Their report, entitled United in Science 21, was based on research from six U.N. bodies as well as scientific organizations. It argued that human-caused emissions, record temperatures, and disasters have a direct relationship. This includes "billions of hours that are lost to heat alone."
They noted that further impacts will be inevitable due to the long-lasting effects from many of the emissions already released into our atmosphere.
The authors stated that even with the most ambitious efforts to reduce greenhouse gas emissions, sea level rises will continue and threaten low-lying coastal populations around the world.
Jonathan Overpeck from the University of Michigan, who was not part of this report, stated that scientists have already said this but it is important: "The condition is getting worse, we know why, and we know how we can solve it in ways which leave us and future generations with a better and healthier world."
Guterres encouraged governments to present more ambitious plans to reduce emissions at the U.N. Climate Summit in Glasgow. This included a commitment not to add more greenhouse gases to the atmosphere by midcentury than can be removed.
Michael Mann, a climate scientist from Pennsylvania State University, stated that he agrees with the report's urgency message but questions some of its more stark warnings.
He said that the 1.5C threshold, which was agreed to in Paris, didn't apply to specific years.

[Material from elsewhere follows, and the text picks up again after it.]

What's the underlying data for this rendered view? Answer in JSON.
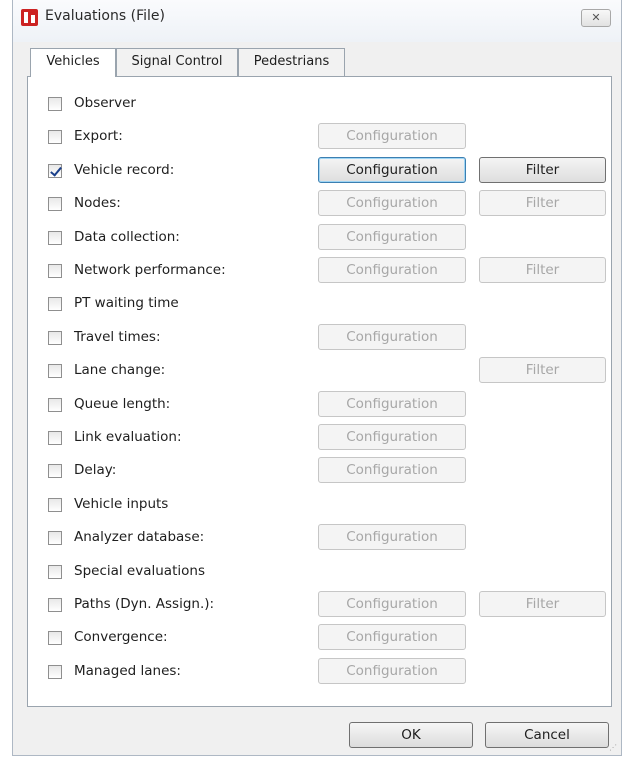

Some of these years can be extremely hot due to other factors.
Mann stated that Mann's misleading framing "unnecessarily feeds fears that the public has that somehow we have already crossed that threshold, and that it is too late to stop." We haven't. It isn't."
He also pointed out that the drop in carbon emissions during the pandemic could have been interpreted as a sign that substantial cuts are possible if whole economies are shifted away from fossil fuels.
Mann stated that the United States, Britain, and the European Union had already pledged to help prevent dangerous global warming.
Kim Cobb, an Earth and Atmospheric Sciences professor at Georgia Tech was also reassured that the 1.5C target can be achieved.
She stated that the new report was a stark reminder of how different the emission pathways to reach the target and reality are. "We are clearly way off the course," she said.